Here come the Cyborgs: an over-amplified plastic inevitable explosion of Velvet Underground white light/white heat, Pink Floyd interstellar overdrives, Eno's astral synth squelches and insert your own freewheeling free rock titan's antics here. Having the honour of being the most criminally underrated underground band to emerge from 1970s Ontario, Canada's Simply Saucer were the brainchild of Syd Barrett fan and import vinyl fetishist Edgar Breau and a high energy improvisational rock barnstorm to boot. This expanded reissue of 1989's self titled release, draws together a 1974 studio session, a 1975 live disconcert and a 1978 single, ably showcasing the quartet's red hot improvisations, in which songs suddenly leap off into the cosmos, and quirky song-writing skills. It appears that Simply Saucer were as out of step with the general musical consensus of the mid 1970s as Cleveland misanthropes Rocket From The Tombs, and indeed the musical comparison is appropriate; Imagine a psychedelic Pere Ubu with a firecracker up its ass. Breau's switchblade guitar style and the fantastically christened Ping Romany's electronic effects whipped up a synapse-assaulting maelstrom on the likes of Nazi Apocalypse, Dance the Mutation and the preposterously ambitious Here come the Cyborgs (parts 1 and 2). Check out those titles! On the live material included here, we have the insane juxtaposition of the Chrome like acid punk guitar soloing on Illegal Bodies and the smattering of polite applause that follows. The three people that seem to have composed the Jackson Square Rooftop stage audience that night in 1975 clearly enjoyed something a world away from the likes of the Eagles.
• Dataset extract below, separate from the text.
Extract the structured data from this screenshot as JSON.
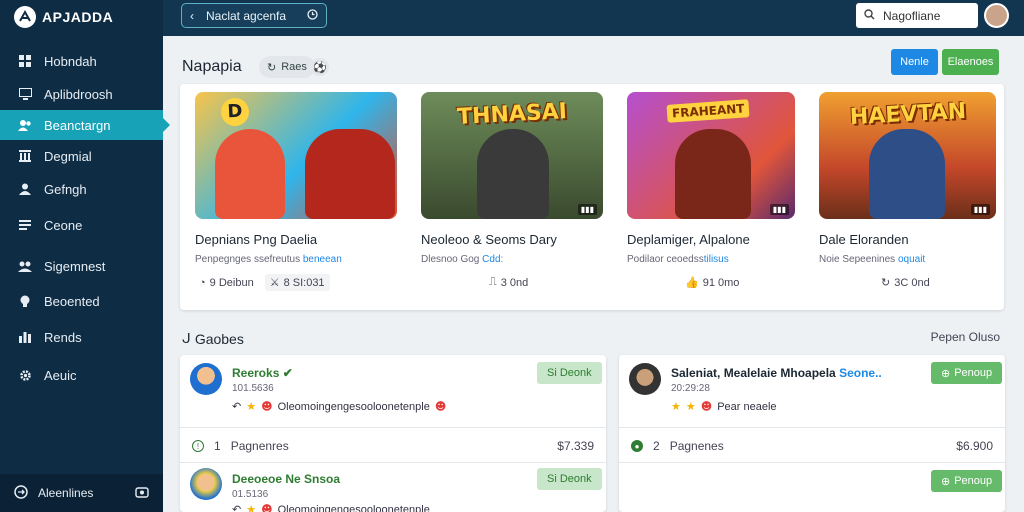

As the musical zeitgeist evolved again in the late '70s, Simply Saucer were slightly more in step with the spirit of the age with a series of Edgar Breau's shorter, song-based compositions recorded following the departure of Moog mentalist Romany. This later incarnation is represented here with a clutch of live material, studio rehearsals and the aforementioned sole 'official' release of 1978's 7" single. She's a Dog and I Can Change My Mind are catchy and angular punk pop gems, complete with the latter's infectious Lou Reed yelps over the instrumental breaks. This superb reissue confirms Simply Saucer's legendary status as one of the 'missing link' acts, alongside The Pink Fairies, that bridge the gap between punk and psychedelia, their legacy alive and well in the audacious guitar throttling of the likes of Japan's High Rise.

Simon Berkovitch
CWAS #12 - Summer 2003